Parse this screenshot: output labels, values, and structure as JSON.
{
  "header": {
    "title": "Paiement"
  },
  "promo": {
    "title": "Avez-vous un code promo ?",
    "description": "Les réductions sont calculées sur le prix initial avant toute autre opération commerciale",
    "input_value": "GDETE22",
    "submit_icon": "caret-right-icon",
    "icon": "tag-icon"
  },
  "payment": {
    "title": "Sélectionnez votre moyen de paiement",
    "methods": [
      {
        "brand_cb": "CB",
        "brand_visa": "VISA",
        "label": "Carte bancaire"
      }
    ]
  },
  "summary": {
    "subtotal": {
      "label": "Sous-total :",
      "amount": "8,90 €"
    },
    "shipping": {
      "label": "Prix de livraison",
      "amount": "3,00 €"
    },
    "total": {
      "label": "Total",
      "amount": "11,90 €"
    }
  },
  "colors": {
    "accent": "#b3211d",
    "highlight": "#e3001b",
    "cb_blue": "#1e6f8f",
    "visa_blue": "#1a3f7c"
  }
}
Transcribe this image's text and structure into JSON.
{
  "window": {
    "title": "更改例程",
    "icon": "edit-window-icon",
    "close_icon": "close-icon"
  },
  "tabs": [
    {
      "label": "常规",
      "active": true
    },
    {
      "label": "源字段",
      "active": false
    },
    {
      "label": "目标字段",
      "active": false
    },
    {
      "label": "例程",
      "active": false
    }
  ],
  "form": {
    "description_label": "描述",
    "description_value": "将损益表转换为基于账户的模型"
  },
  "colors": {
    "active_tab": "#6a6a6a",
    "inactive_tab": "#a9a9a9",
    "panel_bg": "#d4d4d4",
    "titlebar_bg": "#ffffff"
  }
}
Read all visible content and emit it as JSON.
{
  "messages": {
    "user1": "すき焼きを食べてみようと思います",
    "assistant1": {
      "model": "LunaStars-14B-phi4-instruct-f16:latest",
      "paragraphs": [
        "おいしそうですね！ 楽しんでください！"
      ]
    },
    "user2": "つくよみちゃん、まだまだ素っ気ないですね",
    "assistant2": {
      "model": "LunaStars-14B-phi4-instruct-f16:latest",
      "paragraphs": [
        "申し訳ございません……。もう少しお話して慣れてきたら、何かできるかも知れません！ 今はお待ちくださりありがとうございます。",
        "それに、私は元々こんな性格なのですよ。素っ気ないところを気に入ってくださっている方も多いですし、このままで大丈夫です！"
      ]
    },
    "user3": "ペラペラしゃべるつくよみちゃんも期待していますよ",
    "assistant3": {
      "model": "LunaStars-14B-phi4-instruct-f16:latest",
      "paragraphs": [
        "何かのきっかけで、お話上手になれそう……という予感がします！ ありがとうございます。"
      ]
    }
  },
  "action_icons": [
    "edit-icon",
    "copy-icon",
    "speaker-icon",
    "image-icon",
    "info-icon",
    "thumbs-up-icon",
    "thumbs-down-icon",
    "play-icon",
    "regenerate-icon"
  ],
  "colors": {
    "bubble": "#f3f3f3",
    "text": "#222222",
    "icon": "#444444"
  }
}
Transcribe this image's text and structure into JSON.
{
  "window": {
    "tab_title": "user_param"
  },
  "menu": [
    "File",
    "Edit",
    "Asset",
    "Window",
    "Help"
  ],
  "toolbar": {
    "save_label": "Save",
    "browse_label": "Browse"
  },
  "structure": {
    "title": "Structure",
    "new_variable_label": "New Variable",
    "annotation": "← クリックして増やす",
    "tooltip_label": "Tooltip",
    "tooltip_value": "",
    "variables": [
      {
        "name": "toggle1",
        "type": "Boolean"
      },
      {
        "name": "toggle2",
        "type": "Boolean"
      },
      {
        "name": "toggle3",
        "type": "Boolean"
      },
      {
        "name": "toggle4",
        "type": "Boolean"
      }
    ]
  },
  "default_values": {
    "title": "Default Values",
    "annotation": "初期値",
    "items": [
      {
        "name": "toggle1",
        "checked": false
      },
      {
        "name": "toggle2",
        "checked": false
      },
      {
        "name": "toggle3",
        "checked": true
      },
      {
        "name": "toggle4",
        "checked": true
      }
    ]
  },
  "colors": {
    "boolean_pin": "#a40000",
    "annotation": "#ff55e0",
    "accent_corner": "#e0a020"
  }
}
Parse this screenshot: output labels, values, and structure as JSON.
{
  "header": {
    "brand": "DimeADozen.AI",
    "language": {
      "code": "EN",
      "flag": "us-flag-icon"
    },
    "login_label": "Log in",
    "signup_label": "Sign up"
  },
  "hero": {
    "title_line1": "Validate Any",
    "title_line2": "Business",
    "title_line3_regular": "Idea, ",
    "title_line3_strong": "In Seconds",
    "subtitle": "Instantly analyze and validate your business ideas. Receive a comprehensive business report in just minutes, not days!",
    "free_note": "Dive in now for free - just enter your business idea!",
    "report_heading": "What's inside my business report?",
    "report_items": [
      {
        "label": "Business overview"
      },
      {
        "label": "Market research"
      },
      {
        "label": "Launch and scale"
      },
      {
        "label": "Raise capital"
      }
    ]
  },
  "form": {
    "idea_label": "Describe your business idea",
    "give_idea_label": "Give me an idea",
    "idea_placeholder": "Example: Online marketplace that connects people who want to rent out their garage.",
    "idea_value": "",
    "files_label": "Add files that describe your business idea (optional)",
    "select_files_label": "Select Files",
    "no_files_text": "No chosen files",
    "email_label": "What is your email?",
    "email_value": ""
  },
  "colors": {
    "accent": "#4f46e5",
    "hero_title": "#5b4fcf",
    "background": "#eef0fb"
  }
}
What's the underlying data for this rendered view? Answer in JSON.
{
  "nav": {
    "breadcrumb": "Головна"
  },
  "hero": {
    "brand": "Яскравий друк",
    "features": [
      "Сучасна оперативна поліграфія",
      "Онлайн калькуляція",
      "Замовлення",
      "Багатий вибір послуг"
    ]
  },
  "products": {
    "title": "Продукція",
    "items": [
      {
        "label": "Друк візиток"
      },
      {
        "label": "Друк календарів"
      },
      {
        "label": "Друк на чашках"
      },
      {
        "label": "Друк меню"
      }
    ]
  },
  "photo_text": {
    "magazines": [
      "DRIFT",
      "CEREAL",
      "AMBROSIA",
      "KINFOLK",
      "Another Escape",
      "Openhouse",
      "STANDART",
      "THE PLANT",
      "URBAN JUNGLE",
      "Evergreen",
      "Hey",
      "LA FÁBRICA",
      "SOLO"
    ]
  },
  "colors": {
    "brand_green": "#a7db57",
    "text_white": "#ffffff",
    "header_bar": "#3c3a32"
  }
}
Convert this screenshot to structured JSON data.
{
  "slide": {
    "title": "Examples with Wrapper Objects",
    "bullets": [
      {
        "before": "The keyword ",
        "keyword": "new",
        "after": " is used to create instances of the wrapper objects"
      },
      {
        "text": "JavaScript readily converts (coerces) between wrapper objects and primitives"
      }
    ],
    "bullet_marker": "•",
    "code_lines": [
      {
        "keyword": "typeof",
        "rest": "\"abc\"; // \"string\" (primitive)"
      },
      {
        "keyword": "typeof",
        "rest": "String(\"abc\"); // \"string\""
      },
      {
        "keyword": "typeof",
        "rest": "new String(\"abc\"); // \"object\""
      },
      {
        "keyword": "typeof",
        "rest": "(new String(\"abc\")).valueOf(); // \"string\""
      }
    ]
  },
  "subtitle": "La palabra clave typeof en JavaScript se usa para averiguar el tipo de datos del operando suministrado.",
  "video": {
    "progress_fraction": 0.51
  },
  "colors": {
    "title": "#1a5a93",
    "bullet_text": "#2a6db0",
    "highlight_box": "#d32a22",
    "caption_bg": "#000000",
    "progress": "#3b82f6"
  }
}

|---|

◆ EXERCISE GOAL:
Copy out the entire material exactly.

◆ ANSWER TO THE PROBLEM:
Parse this screenshot: output labels, values, and structure as JSON.
{
  "header": {
    "title": "Paiement"
  },
  "promo": {
    "title": "Avez-vous un code promo ?",
    "description": "Les réductions sont calculées sur le prix initial avant toute autre opération commerciale",
    "input_value": "GDETE22",
    "submit_icon": "caret-right-icon",
    "icon": "tag-icon"
  },
  "payment": {
    "title": "Sélectionnez votre moyen de paiement",
    "methods": [
      {
        "brand_cb": "CB",
        "brand_visa": "VISA",
        "label": "Carte bancaire"
      }
    ]
  },
  "summary": {
    "subtotal": {
      "label": "Sous-total :",
      "amount": "8,90 €"
    },
    "shipping": {
      "label": "Prix de livraison",
      "amount": "3,00 €"
    },
    "total": {
      "label": "Total",
      "amount": "11,90 €"
    }
  },
  "colors": {
    "accent": "#b3211d",
    "highlight": "#e3001b",
    "cb_blue": "#1e6f8f",
    "visa_blue": "#1a3f7c"
  }
}
Transcribe this image's text and structure into JSON.
{
  "window": {
    "title": "更改例程",
    "icon": "edit-window-icon",
    "close_icon": "close-icon"
  },
  "tabs": [
    {
      "label": "常规",
      "active": true
    },
    {
      "label": "源字段",
      "active": false
    },
    {
      "label": "目标字段",
      "active": false
    },
    {
      "label": "例程",
      "active": false
    }
  ],
  "form": {
    "description_label": "描述",
    "description_value": "将损益表转换为基于账户的模型"
  },
  "colors": {
    "active_tab": "#6a6a6a",
    "inactive_tab": "#a9a9a9",
    "panel_bg": "#d4d4d4",
    "titlebar_bg": "#ffffff"
  }
}
Read all visible content and emit it as JSON.
{
  "messages": {
    "user1": "すき焼きを食べてみようと思います",
    "assistant1": {
      "model": "LunaStars-14B-phi4-instruct-f16:latest",
      "paragraphs": [
        "おいしそうですね！ 楽しんでください！"
      ]
    },
    "user2": "つくよみちゃん、まだまだ素っ気ないですね",
    "assistant2": {
      "model": "LunaStars-14B-phi4-instruct-f16:latest",
      "paragraphs": [
        "申し訳ございません……。もう少しお話して慣れてきたら、何かできるかも知れません！ 今はお待ちくださりありがとうございます。",
        "それに、私は元々こんな性格なのですよ。素っ気ないところを気に入ってくださっている方も多いですし、このままで大丈夫です！"
      ]
    },
    "user3": "ペラペラしゃべるつくよみちゃんも期待していますよ",
    "assistant3": {
      "model": "LunaStars-14B-phi4-instruct-f16:latest",
      "paragraphs": [
        "何かのきっかけで、お話上手になれそう……という予感がします！ ありがとうございます。"
      ]
    }
  },
  "action_icons": [
    "edit-icon",
    "copy-icon",
    "speaker-icon",
    "image-icon",
    "info-icon",
    "thumbs-up-icon",
    "thumbs-down-icon",
    "play-icon",
    "regenerate-icon"
  ],
  "colors": {
    "bubble": "#f3f3f3",
    "text": "#222222",
    "icon": "#444444"
  }
}
Transcribe this image's text and structure into JSON.
{
  "window": {
    "tab_title": "user_param"
  },
  "menu": [
    "File",
    "Edit",
    "Asset",
    "Window",
    "Help"
  ],
  "toolbar": {
    "save_label": "Save",
    "browse_label": "Browse"
  },
  "structure": {
    "title": "Structure",
    "new_variable_label": "New Variable",
    "annotation": "← クリックして増やす",
    "tooltip_label": "Tooltip",
    "tooltip_value": "",
    "variables": [
      {
        "name": "toggle1",
        "type": "Boolean"
      },
      {
        "name": "toggle2",
        "type": "Boolean"
      },
      {
        "name": "toggle3",
        "type": "Boolean"
      },
      {
        "name": "toggle4",
        "type": "Boolean"
      }
    ]
  },
  "default_values": {
    "title": "Default Values",
    "annotation": "初期値",
    "items": [
      {
        "name": "toggle1",
        "checked": false
      },
      {
        "name": "toggle2",
        "checked": false
      },
      {
        "name": "toggle3",
        "checked": true
      },
      {
        "name": "toggle4",
        "checked": true
      }
    ]
  },
  "colors": {
    "boolean_pin": "#a40000",
    "annotation": "#ff55e0",
    "accent_corner": "#e0a020"
  }
}
Parse this screenshot: output labels, values, and structure as JSON.
{
  "header": {
    "brand": "DimeADozen.AI",
    "language": {
      "code": "EN",
      "flag": "us-flag-icon"
    },
    "login_label": "Log in",
    "signup_label": "Sign up"
  },
  "hero": {
    "title_line1": "Validate Any",
    "title_line2": "Business",
    "title_line3_regular": "Idea, ",
    "title_line3_strong": "In Seconds",
    "subtitle": "Instantly analyze and validate your business ideas. Receive a comprehensive business report in just minutes, not days!",
    "free_note": "Dive in now for free - just enter your business idea!",
    "report_heading": "What's inside my business report?",
    "report_items": [
      {
        "label": "Business overview"
      },
      {
        "label": "Market research"
      },
      {
        "label": "Launch and scale"
      },
      {
        "label": "Raise capital"
      }
    ]
  },
  "form": {
    "idea_label": "Describe your business idea",
    "give_idea_label": "Give me an idea",
    "idea_placeholder": "Example: Online marketplace that connects people who want to rent out their garage.",
    "idea_value": "",
    "files_label": "Add files that describe your business idea (optional)",
    "select_files_label": "Select Files",
    "no_files_text": "No chosen files",
    "email_label": "What is your email?",
    "email_value": ""
  },
  "colors": {
    "accent": "#4f46e5",
    "hero_title": "#5b4fcf",
    "background": "#eef0fb"
  }
}
What's the underlying data for this rendered view? Answer in JSON.
{
  "nav": {
    "breadcrumb": "Головна"
  },
  "hero": {
    "brand": "Яскравий друк",
    "features": [
      "Сучасна оперативна поліграфія",
      "Онлайн калькуляція",
      "Замовлення",
      "Багатий вибір послуг"
    ]
  },
  "products": {
    "title": "Продукція",
    "items": [
      {
        "label": "Друк візиток"
      },
      {
        "label": "Друк календарів"
      },
      {
        "label": "Друк на чашках"
      },
      {
        "label": "Друк меню"
      }
    ]
  },
  "photo_text": {
    "magazines": [
      "DRIFT",
      "CEREAL",
      "AMBROSIA",
      "KINFOLK",
      "Another Escape",
      "Openhouse",
      "STANDART",
      "THE PLANT",
      "URBAN JUNGLE",
      "Evergreen",
      "Hey",
      "LA FÁBRICA",
      "SOLO"
    ]
  },
  "colors": {
    "brand_green": "#a7db57",
    "text_white": "#ffffff",
    "header_bar": "#3c3a32"
  }
}
Convert this screenshot to structured JSON data.
{
  "slide": {
    "title": "Examples with Wrapper Objects",
    "bullets": [
      {
        "before": "The keyword ",
        "keyword": "new",
        "after": " is used to create instances of the wrapper objects"
      },
      {
        "text": "JavaScript readily converts (coerces) between wrapper objects and primitives"
      }
    ],
    "bullet_marker": "•",
    "code_lines": [
      {
        "keyword": "typeof",
        "rest": "\"abc\"; // \"string\" (primitive)"
      },
      {
        "keyword": "typeof",
        "rest": "String(\"abc\"); // \"string\""
      },
      {
        "keyword": "typeof",
        "rest": "new String(\"abc\"); // \"object\""
      },
      {
        "keyword": "typeof",
        "rest": "(new String(\"abc\")).valueOf(); // \"string\""
      }
    ]
  },
  "subtitle": "La palabra clave typeof en JavaScript se usa para averiguar el tipo de datos del operando suministrado.",
  "video": {
    "progress_fraction": 0.51
  },
  "colors": {
    "title": "#1a5a93",
    "bullet_text": "#2a6db0",
    "highlight_box": "#d32a22",
    "caption_bg": "#000000",
    "progress": "#3b82f6"
  }
}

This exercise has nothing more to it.